----- MATERIAL SHOWN

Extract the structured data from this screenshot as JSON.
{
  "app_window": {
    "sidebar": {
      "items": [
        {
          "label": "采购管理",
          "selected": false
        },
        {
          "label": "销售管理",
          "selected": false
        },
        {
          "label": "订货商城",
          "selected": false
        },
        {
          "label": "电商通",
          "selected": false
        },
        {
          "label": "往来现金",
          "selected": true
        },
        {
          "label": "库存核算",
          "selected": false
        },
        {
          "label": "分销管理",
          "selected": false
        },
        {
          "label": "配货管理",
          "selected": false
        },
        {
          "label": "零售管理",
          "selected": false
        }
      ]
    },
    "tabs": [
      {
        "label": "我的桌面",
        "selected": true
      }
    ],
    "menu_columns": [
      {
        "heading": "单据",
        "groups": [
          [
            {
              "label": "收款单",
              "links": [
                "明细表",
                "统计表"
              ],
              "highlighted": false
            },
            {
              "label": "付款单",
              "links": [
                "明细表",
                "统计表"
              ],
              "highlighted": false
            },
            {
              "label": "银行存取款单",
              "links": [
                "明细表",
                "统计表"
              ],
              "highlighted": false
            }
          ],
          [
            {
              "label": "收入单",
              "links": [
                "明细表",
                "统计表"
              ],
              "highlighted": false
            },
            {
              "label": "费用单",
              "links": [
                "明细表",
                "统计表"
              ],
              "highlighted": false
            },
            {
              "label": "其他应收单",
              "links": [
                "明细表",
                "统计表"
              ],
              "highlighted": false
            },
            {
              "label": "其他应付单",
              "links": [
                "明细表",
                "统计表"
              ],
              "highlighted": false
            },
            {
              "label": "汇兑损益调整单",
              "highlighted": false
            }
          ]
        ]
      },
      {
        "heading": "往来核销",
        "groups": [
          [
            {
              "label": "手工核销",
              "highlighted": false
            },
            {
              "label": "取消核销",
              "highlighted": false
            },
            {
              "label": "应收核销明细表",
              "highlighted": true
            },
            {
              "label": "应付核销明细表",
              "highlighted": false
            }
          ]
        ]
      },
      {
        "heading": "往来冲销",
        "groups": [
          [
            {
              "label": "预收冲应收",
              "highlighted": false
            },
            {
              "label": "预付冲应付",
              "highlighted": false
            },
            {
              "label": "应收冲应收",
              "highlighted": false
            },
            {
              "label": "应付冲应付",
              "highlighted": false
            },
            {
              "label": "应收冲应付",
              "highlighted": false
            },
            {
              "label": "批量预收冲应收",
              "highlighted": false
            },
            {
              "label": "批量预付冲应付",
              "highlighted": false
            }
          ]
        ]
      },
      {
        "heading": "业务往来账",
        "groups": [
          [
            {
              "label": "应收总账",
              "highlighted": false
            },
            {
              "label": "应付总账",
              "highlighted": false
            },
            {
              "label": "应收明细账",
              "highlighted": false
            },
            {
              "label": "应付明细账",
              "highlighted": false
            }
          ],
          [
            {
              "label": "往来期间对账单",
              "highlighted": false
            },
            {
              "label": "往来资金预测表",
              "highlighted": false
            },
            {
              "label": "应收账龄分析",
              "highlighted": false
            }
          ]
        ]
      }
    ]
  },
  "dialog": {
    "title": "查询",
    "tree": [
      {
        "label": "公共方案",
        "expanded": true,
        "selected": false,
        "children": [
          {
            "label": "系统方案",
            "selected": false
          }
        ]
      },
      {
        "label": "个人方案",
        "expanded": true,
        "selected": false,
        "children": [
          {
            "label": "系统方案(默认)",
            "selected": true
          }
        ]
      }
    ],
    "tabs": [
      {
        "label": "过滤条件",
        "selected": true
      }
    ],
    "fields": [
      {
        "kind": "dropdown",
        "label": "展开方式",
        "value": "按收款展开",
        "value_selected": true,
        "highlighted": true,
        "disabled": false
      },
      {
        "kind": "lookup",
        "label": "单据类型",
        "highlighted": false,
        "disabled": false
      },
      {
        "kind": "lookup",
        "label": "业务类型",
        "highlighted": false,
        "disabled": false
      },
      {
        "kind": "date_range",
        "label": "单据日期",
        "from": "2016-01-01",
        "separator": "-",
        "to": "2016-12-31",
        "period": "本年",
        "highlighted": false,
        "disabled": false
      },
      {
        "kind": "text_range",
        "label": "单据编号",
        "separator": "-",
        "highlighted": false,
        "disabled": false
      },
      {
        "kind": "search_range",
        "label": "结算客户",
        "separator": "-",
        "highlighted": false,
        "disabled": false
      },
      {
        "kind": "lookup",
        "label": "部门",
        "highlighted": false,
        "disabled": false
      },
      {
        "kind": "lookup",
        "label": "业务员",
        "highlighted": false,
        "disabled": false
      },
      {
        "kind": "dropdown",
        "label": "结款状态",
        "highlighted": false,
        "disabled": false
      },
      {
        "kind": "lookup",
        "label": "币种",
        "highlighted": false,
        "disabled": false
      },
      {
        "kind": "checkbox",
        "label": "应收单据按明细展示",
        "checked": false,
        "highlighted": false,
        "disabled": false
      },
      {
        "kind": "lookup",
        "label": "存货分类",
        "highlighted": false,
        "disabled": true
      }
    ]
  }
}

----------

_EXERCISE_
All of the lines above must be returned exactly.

_RESULT BELOW_
Extract the structured data from this screenshot as JSON.
{
  "app_window": {
    "sidebar": {
      "items": [
        {
          "label": "采购管理",
          "selected": false
        },
        {
          "label": "销售管理",
          "selected": false
        },
        {
          "label": "订货商城",
          "selected": false
        },
        {
          "label": "电商通",
          "selected": false
        },
        {
          "label": "往来现金",
          "selected": true
        },
        {
          "label": "库存核算",
          "selected": false
        },
        {
          "label": "分销管理",
          "selected": false
        },
        {
          "label": "配货管理",
          "selected": false
        },
        {
          "label": "零售管理",
          "selected": false
        }
      ]
    },
    "tabs": [
      {
        "label": "我的桌面",
        "selected": true
      }
    ],
    "menu_columns": [
      {
        "heading": "单据",
        "groups": [
          [
            {
              "label": "收款单",
              "links": [
                "明细表",
                "统计表"
              ],
              "highlighted": false
            },
            {
              "label": "付款单",
              "links": [
                "明细表",
                "统计表"
              ],
              "highlighted": false
            },
            {
              "label": "银行存取款单",
              "links": [
                "明细表",
                "统计表"
              ],
              "highlighted": false
            }
          ],
          [
            {
              "label": "收入单",
              "links": [
                "明细表",
                "统计表"
              ],
              "highlighted": false
            },
            {
              "label": "费用单",
              "links": [
                "明细表",
                "统计表"
              ],
              "highlighted": false
            },
            {
              "label": "其他应收单",
              "links": [
                "明细表",
                "统计表"
              ],
              "highlighted": false
            },
            {
              "label": "其他应付单",
              "links": [
                "明细表",
                "统计表"
              ],
              "highlighted": false
            },
            {
              "label": "汇兑损益调整单",
              "highlighted": false
            }
          ]
        ]
      },
      {
        "heading": "往来核销",
        "groups": [
          [
            {
              "label": "手工核销",
              "highlighted": false
            },
            {
              "label": "取消核销",
              "highlighted": false
            },
            {
              "label": "应收核销明细表",
              "highlighted": true
            },
            {
              "label": "应付核销明细表",
              "highlighted": false
            }
          ]
        ]
      },
      {
        "heading": "往来冲销",
        "groups": [
          [
            {
              "label": "预收冲应收",
              "highlighted": false
            },
            {
              "label": "预付冲应付",
              "highlighted": false
            },
            {
              "label": "应收冲应收",
              "highlighted": false
            },
            {
              "label": "应付冲应付",
              "highlighted": false
            },
            {
              "label": "应收冲应付",
              "highlighted": false
            },
            {
              "label": "批量预收冲应收",
              "highlighted": false
            },
            {
              "label": "批量预付冲应付",
              "highlighted": false
            }
          ]
        ]
      },
      {
        "heading": "业务往来账",
        "groups": [
          [
            {
              "label": "应收总账",
              "highlighted": false
            },
            {
              "label": "应付总账",
              "highlighted": false
            },
            {
              "label": "应收明细账",
              "highlighted": false
            },
            {
              "label": "应付明细账",
              "highlighted": false
            }
          ],
          [
            {
              "label": "往来期间对账单",
              "highlighted": false
            },
            {
              "label": "往来资金预测表",
              "highlighted": false
            },
            {
              "label": "应收账龄分析",
              "highlighted": false
            }
          ]
        ]
      }
    ]
  },
  "dialog": {
    "title": "查询",
    "tree": [
      {
        "label": "公共方案",
        "expanded": true,
        "selected": false,
        "children": [
          {
            "label": "系统方案",
            "selected": false
          }
        ]
      },
      {
        "label": "个人方案",
        "expanded": true,
        "selected": false,
        "children": [
          {
            "label": "系统方案(默认)",
            "selected": true
          }
        ]
      }
    ],
    "tabs": [
      {
        "label": "过滤条件",
        "selected": true
      }
    ],
    "fields": [
      {
        "kind": "dropdown",
        "label": "展开方式",
        "value": "按收款展开",
        "value_selected": true,
        "highlighted": true,
        "disabled": false
      },
      {
        "kind": "lookup",
        "label": "单据类型",
        "highlighted": false,
        "disabled": false
      },
      {
        "kind": "lookup",
        "label": "业务类型",
        "highlighted": false,
        "disabled": false
      },
      {
        "kind": "date_range",
        "label": "单据日期",
        "from": "2016-01-01",
        "separator": "-",
        "to": "2016-12-31",
        "period": "本年",
        "highlighted": false,
        "disabled": false
      },
      {
        "kind": "text_range",
        "label": "单据编号",
        "separator": "-",
        "highlighted": false,
        "disabled": false
      },
      {
        "kind": "search_range",
        "label": "结算客户",
        "separator": "-",
        "highlighted": false,
        "disabled": false
      },
      {
        "kind": "lookup",
        "label": "部门",
        "highlighted": false,
        "disabled": false
      },
      {
        "kind": "lookup",
        "label": "业务员",
        "highlighted": false,
        "disabled": false
      },
      {
        "kind": "dropdown",
        "label": "结款状态",
        "highlighted": false,
        "disabled": false
      },
      {
        "kind": "lookup",
        "label": "币种",
        "highlighted": false,
        "disabled": false
      },
      {
        "kind": "checkbox",
        "label": "应收单据按明细展示",
        "checked": false,
        "highlighted": false,
        "disabled": false
      },
      {
        "kind": "lookup",
        "label": "存货分类",
        "highlighted": false,
        "disabled": true
      }
    ]
  }
}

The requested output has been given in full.